While police waited for fingerprints and dental records to identify the body, Nashville defense attorney Jim Neal confirmed the victim was Young.

“I've had two or three calls about it, all to the same end, found killed in his home. … I heard that there was blood everywhere,” Neal said.

Higgins said Young's housekeeper found the body after she arrived for work Tuesday morning, and the pool boy told police he saw Young as he was leaving the house late Monday.

“All we can tell is (the killing) happened sometime overnight – late night or early morning,” Higgins said.

Memphis police said there had not been any recent police calls to Young's address before his body was found.

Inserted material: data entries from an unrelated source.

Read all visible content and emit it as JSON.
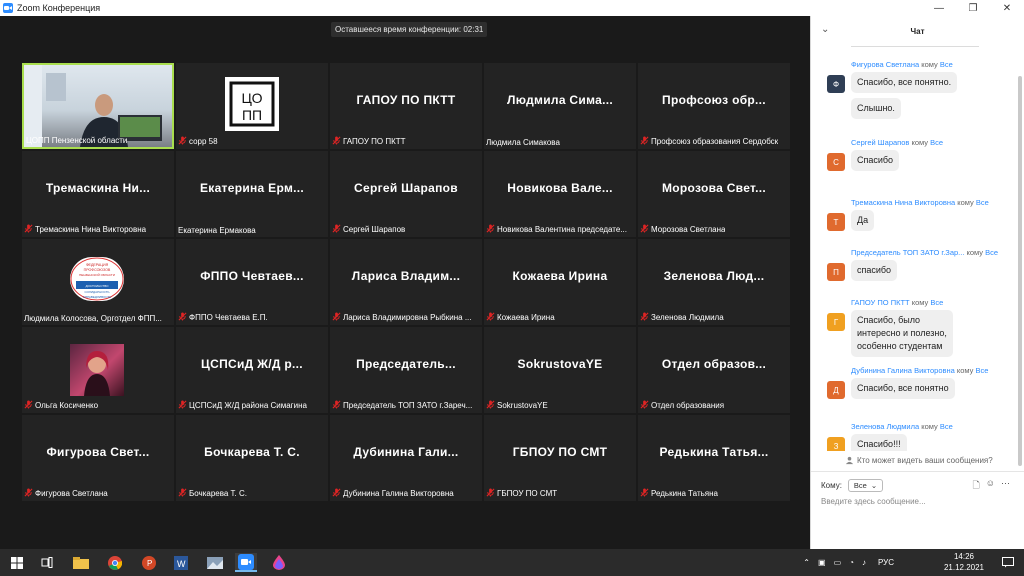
{
  "window": {
    "title": "Zoom Конференция"
  },
  "timer": "Оставшееся время конференции: 02:31",
  "tiles": [
    {
      "big": "",
      "label": "ЦОПП Пензенской области",
      "muted": false,
      "active": true,
      "kind": "photo"
    },
    {
      "big": "",
      "label": "сорр 58",
      "muted": true,
      "kind": "logo"
    },
    {
      "big": "ГАПОУ ПО ПКТТ",
      "label": "ГАПОУ ПО ПКТТ",
      "muted": true
    },
    {
      "big": "Людмила Сима...",
      "label": "Людмила Симакова",
      "muted": false
    },
    {
      "big": "Профсоюз обр...",
      "label": "Профсоюз образования Сердобск",
      "muted": true
    },
    {
      "big": "Тремаскина Ни...",
      "label": "Тремаскина Нина Викторовна",
      "muted": true
    },
    {
      "big": "Екатерина Ерм...",
      "label": "Екатерина Ермакова",
      "muted": false
    },
    {
      "big": "Сергей Шарапов",
      "label": "Сергей Шарапов",
      "muted": true
    },
    {
      "big": "Новикова Вале...",
      "label": "Новикова Валентина председате...",
      "muted": true
    },
    {
      "big": "Морозова Свет...",
      "label": "Морозова Светлана",
      "muted": true
    },
    {
      "big": "",
      "label": "Людмила Колосова, Орготдел ФПП...",
      "muted": false,
      "kind": "badge"
    },
    {
      "big": "ФППО Чевтаев...",
      "label": "ФППО Чевтаева Е.П.",
      "muted": true
    },
    {
      "big": "Лариса Владим...",
      "label": "Лариса Владимировна Рыбкина ...",
      "muted": true
    },
    {
      "big": "Кожаева Ирина",
      "label": "Кожаева Ирина",
      "muted": true
    },
    {
      "big": "Зеленова Люд...",
      "label": "Зеленова Людмила",
      "muted": true
    },
    {
      "big": "",
      "label": "Ольга Косиченко",
      "muted": true,
      "kind": "avatar"
    },
    {
      "big": "ЦСПСиД Ж/Д р...",
      "label": "ЦСПСиД Ж/Д района Симагина",
      "muted": true
    },
    {
      "big": "Председатель...",
      "label": "Председатель ТОП ЗАТО г.Зареч...",
      "muted": true
    },
    {
      "big": "SokrustovaYE",
      "label": "SokrustovaYE",
      "muted": true
    },
    {
      "big": "Отдел образов...",
      "label": "Отдел образования",
      "muted": true
    },
    {
      "big": "Фигурова Свет...",
      "label": "Фигурова Светлана",
      "muted": true
    },
    {
      "big": "Бочкарева Т. С.",
      "label": "Бочкарева Т. С.",
      "muted": true
    },
    {
      "big": "Дубинина Гали...",
      "label": "Дубинина Галина Викторовна",
      "muted": true
    },
    {
      "big": "ГБПОУ ПО СМТ",
      "label": "ГБПОУ ПО СМТ",
      "muted": true
    },
    {
      "big": "Редькина Татья...",
      "label": "Редькина Татьяна",
      "muted": true
    }
  ],
  "logo_text": [
    "ЦО",
    "ПП"
  ],
  "badge_text": [
    "ФЕДЕРАЦИЯ",
    "ПРОФСОЮЗОВ",
    "ПЕНЗЕНСКОЙ ОБЛАСТИ",
    "ДОСТОИНСТВО",
    "СОЛИДАРНОСТЬ",
    "СПРАВЕДЛИВОСТЬ"
  ],
  "chat": {
    "title": "Чат",
    "to_word": "кому",
    "messages": [
      {
        "sender": "Фигурова Светлана",
        "to": "Все",
        "initial": "Ф",
        "color": "#2f3e55",
        "lines": [
          "Спасибо, все понятно.",
          "Слышно."
        ]
      },
      {
        "sender": "Сергей Шарапов",
        "to": "Все",
        "initial": "С",
        "color": "#e06a2e",
        "lines": [
          "Спасибо"
        ]
      },
      {
        "sender": "Тремаскина Нина Викторовна",
        "to": "Все",
        "initial": "Т",
        "color": "#e06a2e",
        "lines": [
          "Да"
        ]
      },
      {
        "sender": "Председатель ТОП ЗАТО г.Зар...",
        "to": "Все",
        "initial": "П",
        "color": "#e06a2e",
        "lines": [
          "спасибо"
        ]
      },
      {
        "sender": "ГАПОУ ПО ПКТТ",
        "to": "Все",
        "initial": "Г",
        "color": "#f0a020",
        "lines": [
          "Спасибо, было интересно и полезно, особенно студентам"
        ]
      },
      {
        "sender": "Дубинина Галина Викторовна",
        "to": "Все",
        "initial": "Д",
        "color": "#e06a2e",
        "lines": [
          "Спасибо, все понятно"
        ]
      },
      {
        "sender": "Зеленова Людмила",
        "to": "Все",
        "initial": "З",
        "color": "#f0a020",
        "lines": [
          "Спасибо!!!"
        ]
      }
    ],
    "ganpou_lines": [
      "Спасибо, было",
      "интересно и полезно,",
      "особенно студентам"
    ],
    "who_sees": "Кто может видеть ваши сообщения?",
    "to_label": "Кому:",
    "to_value": "Все",
    "input_placeholder": "Введите здесь сообщение..."
  },
  "taskbar": {
    "lang": "РУС",
    "time": "14:26",
    "date": "21.12.2021"
  }
}
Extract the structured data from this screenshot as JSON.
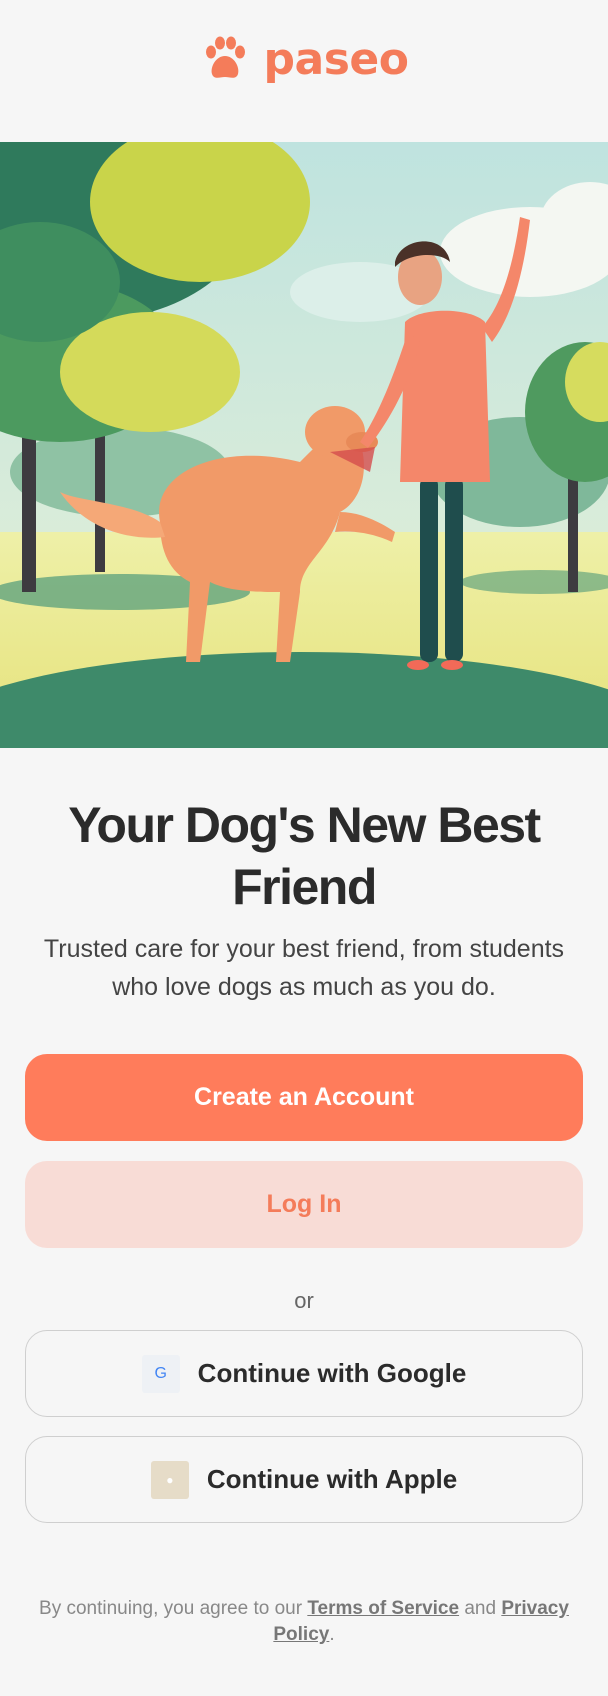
{
  "app": {
    "name": "paseo",
    "logo_icon": "paw-icon",
    "accent": "#ff7c5b"
  },
  "hero": {
    "illustration": "woman-playing-with-golden-retriever-in-park"
  },
  "headline": "Your Dog's New Best Friend",
  "subtitle": "Trusted care for your best friend, from students who love dogs as much as you do.",
  "actions": {
    "create_account": "Create an Account",
    "log_in": "Log In",
    "divider": "or",
    "google": "Continue with Google",
    "google_icon": "G",
    "apple": "Continue with Apple"
  },
  "legal": {
    "prefix": "By continuing, you agree to our",
    "terms": "Terms of Service",
    "and": "and",
    "privacy": "Privacy Policy",
    "suffix": "."
  }
}
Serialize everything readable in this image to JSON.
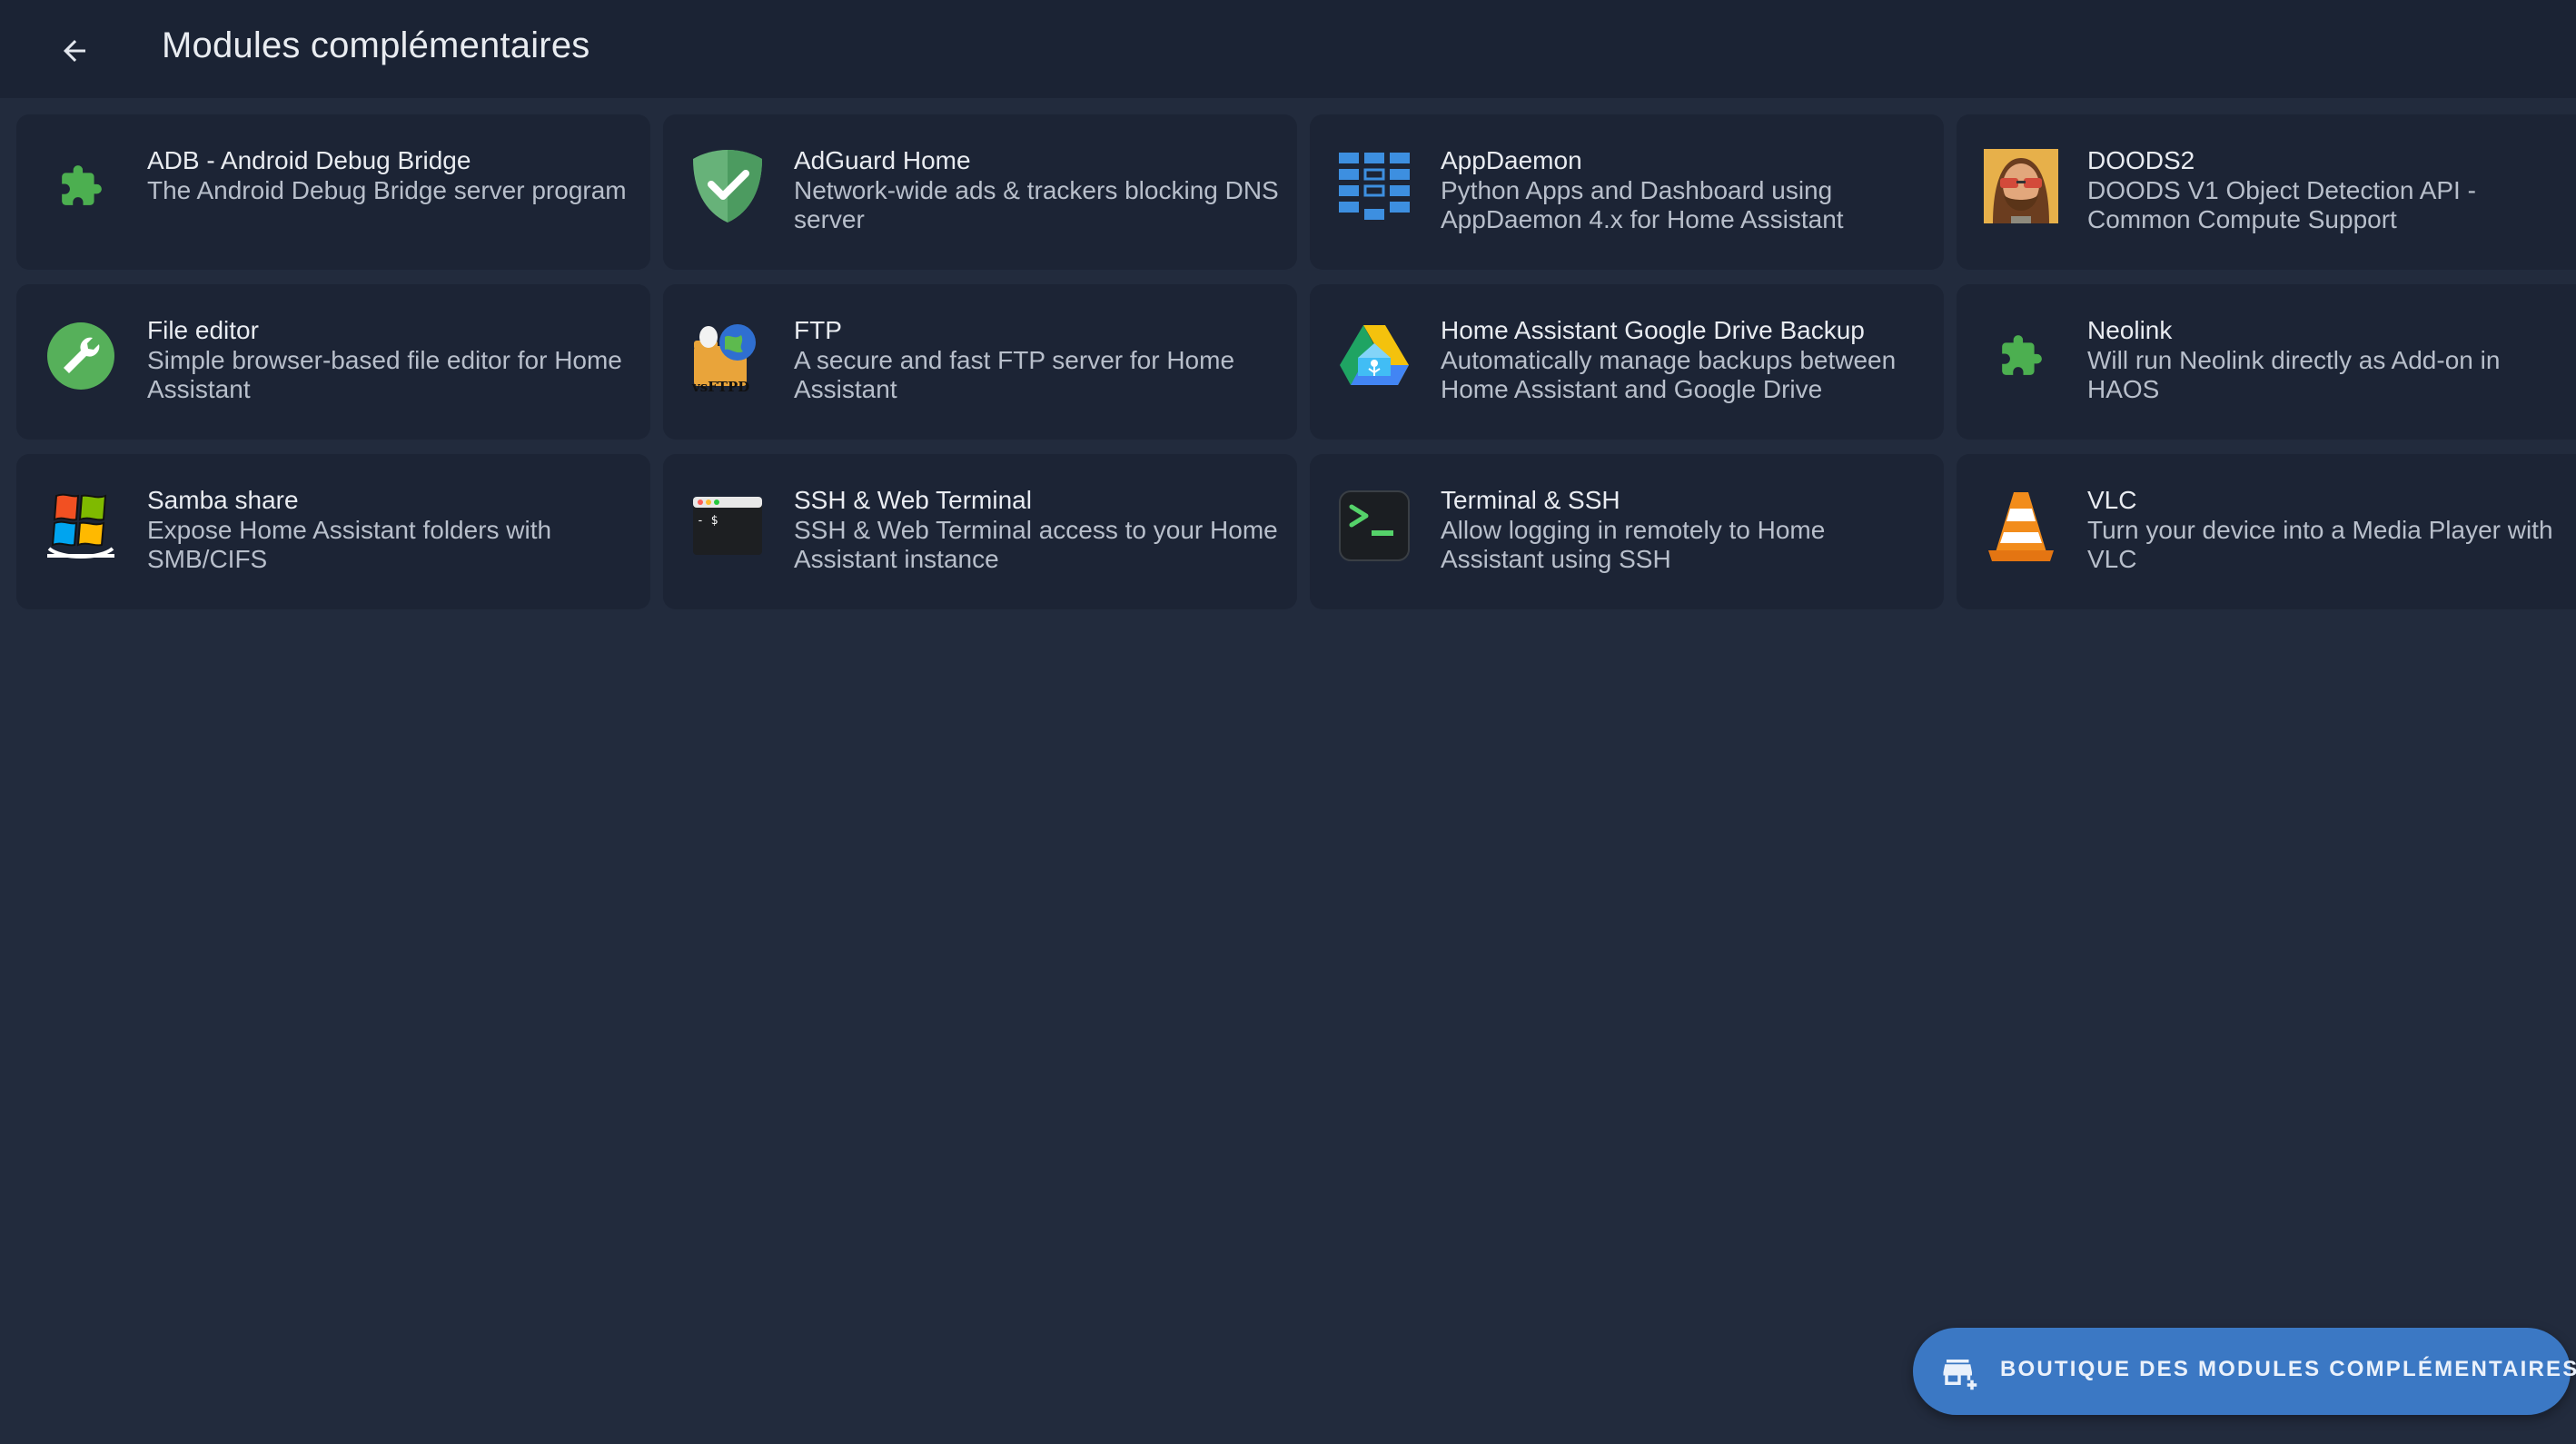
{
  "header": {
    "title": "Modules complémentaires"
  },
  "addons": [
    {
      "name": "ADB - Android Debug Bridge",
      "description": "The Android Debug Bridge server program",
      "icon": "puzzle-icon"
    },
    {
      "name": "AdGuard Home",
      "description": "Network-wide ads & trackers blocking DNS server",
      "icon": "adguard-shield-icon"
    },
    {
      "name": "AppDaemon",
      "description": "Python Apps and Dashboard using AppDaemon 4.x for Home Assistant",
      "icon": "appdaemon-icon"
    },
    {
      "name": "DOODS2",
      "description": "DOODS V1 Object Detection API - Common Compute Support",
      "icon": "doods-avatar-icon"
    },
    {
      "name": "File editor",
      "description": "Simple browser-based file editor for Home Assistant",
      "icon": "wrench-icon"
    },
    {
      "name": "FTP",
      "description": "A secure and fast FTP server for Home Assistant",
      "icon": "vsftpd-icon"
    },
    {
      "name": "Home Assistant Google Drive Backup",
      "description": "Automatically manage backups between Home Assistant and Google Drive",
      "icon": "google-drive-backup-icon"
    },
    {
      "name": "Neolink",
      "description": "Will run Neolink directly as Add-on in HAOS",
      "icon": "puzzle-icon"
    },
    {
      "name": "Samba share",
      "description": "Expose Home Assistant folders with SMB/CIFS",
      "icon": "windows-share-icon"
    },
    {
      "name": "SSH & Web Terminal",
      "description": "SSH & Web Terminal access to your Home Assistant instance",
      "icon": "web-terminal-icon"
    },
    {
      "name": "Terminal & SSH",
      "description": "Allow logging in remotely to Home Assistant using SSH",
      "icon": "terminal-icon"
    },
    {
      "name": "VLC",
      "description": "Turn your device into a Media Player with VLC",
      "icon": "vlc-cone-icon"
    }
  ],
  "store_button": {
    "label": "BOUTIQUE DES MODULES COMPLÉMENTAIRES",
    "icon": "store-plus-icon"
  },
  "colors": {
    "background": "#222b3d",
    "card": "#1c2435",
    "accent": "#3b78c4",
    "green": "#4caf50"
  }
}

Young was free pending appeal of his 2005 conviction on money laundering and racketeering conspiracy charges in a federal case involving the recruiting of defensive lineman Albert Means.

Young was sentenced last June to six months in prison, plus six months' home confinement, then two years' supervised release.

His attorneys had argued against any jail time because Young needed a kidney transplant and could not get proper medical care in prison. Final briefs in his appeal were to be filed July 14, according to court records.

Young was the son of a wealthy businessman in Osceola, Ark., and was never a student at Alabama, but he was widely known as the Crimson Tide's most influential booster in Memphis.

He claimed to be a friend of Alabama coach Paul “Bear” Bryant and was the original owner of the Memphis Showboats of the USFL in the early '80s.

But last year he became one of the first college football boosters ever to be sentenced to federal prison for recruiting violations.

Former high school coach Lynn Lang, who avoided jail time after pleading guilty to taking part in a racketeering conspiracy, testified against Young, saying the booster paid $150,000 to get Means to sign with Alabama in 2000.

The NCAA has said it believed Means was unaware his football talents were being brokered. The player later transferred to Memphis, where he finished his college career.

Lang testified at Young's trial that other universities, including Georgia, Kentucky, Arkansas, Memphis, Ole Miss, Michigan State and Tennessee, offered him money or jobs to get Means.

No charges were filed against anyone with those schools.

Means' recruitment became part of an NCAA investigation that led to sanctions against Alabama in 2002, costing the Crimson Tide scholarships and bowl appearances.

Attorney Tommy Gallion, who represented former Alabama assistants Ivy Williams and Ronnie Cottrell in a defamation suit against the NCAA and others, called the news tragic.

Memphis attorney Phillip Shanks was assisting Gallion on the lawsuit in May 2004 when he was attacked in his office and left unconscious. Key case documents were stolen, he said. No one was ever charged in the case.

“I have no idea who could be behind this. I was shocked that Phillip Shanks was beaten, and this was more shocking,” Gallion said in a statement read by his secretary.

Cottrell said he was horrified when he heard Young had been killed.

“I couldn't believe it. Logan was a friend, and he has been through so much already. Certainly for his life to end this way was a tragedy. My prayers are just with his family right now,” Cottrell said.

Defense attorney Robert Hutton said he last talked with Young last week and called his death a total shock and a real loss.

“He was very generous man. He was generous with people around him. A pastor of a Catholic Church, he asked for money for some program, for the roof or something, and he gave him the money. Logan wasn't even Catholic,” Hutton said.

AP Sports Writers Teresa M. Walker in Nashville and John Zenor in Montgomery, Ala., contributed to this story.